__Your goal__.
Each line in the records that mentions the word "title" needs to be listed.

__Available data__.

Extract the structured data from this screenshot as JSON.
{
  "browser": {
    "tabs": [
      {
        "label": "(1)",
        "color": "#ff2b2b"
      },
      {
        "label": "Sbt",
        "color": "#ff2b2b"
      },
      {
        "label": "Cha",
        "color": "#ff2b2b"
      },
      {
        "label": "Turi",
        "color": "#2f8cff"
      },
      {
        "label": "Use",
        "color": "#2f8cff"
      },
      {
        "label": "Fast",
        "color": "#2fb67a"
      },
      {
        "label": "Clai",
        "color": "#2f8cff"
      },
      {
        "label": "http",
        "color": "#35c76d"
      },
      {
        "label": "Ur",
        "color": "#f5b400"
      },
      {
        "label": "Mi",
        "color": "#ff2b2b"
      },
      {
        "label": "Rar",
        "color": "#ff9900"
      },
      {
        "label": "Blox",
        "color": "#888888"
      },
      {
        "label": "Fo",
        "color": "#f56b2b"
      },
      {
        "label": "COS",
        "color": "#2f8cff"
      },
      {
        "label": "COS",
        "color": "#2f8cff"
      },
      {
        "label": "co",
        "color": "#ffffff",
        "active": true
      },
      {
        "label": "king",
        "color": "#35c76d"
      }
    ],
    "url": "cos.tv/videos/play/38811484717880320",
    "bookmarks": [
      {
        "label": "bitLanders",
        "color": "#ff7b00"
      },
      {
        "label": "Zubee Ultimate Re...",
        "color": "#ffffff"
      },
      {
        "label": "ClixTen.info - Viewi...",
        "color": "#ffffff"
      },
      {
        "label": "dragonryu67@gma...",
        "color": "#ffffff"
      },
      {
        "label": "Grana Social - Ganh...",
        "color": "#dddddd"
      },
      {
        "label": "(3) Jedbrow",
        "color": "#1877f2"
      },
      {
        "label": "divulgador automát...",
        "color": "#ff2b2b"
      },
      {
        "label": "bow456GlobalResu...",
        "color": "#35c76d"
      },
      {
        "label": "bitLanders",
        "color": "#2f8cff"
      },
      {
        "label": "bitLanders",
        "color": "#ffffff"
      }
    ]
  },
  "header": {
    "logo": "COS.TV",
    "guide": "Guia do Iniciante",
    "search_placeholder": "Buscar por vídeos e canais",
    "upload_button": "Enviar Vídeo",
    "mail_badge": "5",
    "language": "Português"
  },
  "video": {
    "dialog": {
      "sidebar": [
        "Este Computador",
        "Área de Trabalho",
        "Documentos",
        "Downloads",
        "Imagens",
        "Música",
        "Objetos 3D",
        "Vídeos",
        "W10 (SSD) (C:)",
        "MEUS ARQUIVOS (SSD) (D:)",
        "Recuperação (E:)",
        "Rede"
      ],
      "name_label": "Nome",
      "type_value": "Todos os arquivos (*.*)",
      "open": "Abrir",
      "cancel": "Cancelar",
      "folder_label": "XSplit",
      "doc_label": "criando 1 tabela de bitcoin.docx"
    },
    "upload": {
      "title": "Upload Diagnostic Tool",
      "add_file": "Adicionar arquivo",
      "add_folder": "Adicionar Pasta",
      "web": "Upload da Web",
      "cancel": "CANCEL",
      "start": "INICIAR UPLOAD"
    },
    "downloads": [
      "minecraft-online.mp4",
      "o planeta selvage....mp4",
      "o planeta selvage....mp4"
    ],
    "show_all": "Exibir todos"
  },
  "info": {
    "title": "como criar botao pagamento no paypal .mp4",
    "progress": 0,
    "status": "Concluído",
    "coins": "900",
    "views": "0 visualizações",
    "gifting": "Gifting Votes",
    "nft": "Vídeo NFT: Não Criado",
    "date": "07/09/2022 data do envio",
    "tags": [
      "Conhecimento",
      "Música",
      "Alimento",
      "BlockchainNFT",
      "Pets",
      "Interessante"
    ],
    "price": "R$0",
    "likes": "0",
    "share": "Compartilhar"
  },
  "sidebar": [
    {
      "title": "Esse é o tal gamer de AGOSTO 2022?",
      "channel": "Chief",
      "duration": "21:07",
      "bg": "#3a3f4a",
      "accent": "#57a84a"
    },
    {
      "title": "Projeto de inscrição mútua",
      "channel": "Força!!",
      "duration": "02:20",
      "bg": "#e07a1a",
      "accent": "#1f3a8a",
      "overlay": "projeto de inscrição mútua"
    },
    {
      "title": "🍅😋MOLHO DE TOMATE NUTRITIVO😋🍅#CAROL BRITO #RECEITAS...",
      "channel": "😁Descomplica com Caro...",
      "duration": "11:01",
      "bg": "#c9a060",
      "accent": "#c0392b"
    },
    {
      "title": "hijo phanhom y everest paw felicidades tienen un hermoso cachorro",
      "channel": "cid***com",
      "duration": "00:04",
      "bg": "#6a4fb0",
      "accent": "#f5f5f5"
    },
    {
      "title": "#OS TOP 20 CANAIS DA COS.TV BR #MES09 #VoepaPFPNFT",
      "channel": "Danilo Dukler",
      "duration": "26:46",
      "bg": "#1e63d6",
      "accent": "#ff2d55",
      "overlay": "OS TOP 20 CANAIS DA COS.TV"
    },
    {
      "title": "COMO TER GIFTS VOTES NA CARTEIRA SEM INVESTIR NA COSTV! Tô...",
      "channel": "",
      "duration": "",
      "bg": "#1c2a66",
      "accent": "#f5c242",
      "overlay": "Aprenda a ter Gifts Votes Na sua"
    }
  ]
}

__Output__.
      "title": "Upload Diagnostic Tool",
    "title": "como criar botao pagamento no paypal .mp4",
      "title": "Esse é o tal gamer de AGOSTO 2022?",
      "title": "Projeto de inscrição mútua",
      "title": "🍅😋MOLHO DE TOMATE NUTRITIVO😋🍅#CAROL BRITO #RECEITAS...",
      "title": "hijo phanhom y everest paw felicidades tienen un hermoso cachorro",
      "title": "#OS TOP 20 CANAIS DA COS.TV BR #MES09 #VoepaPFPNFT",
      "title": "COMO TER GIFTS VOTES NA CARTEIRA SEM INVESTIR NA COSTV! Tô...",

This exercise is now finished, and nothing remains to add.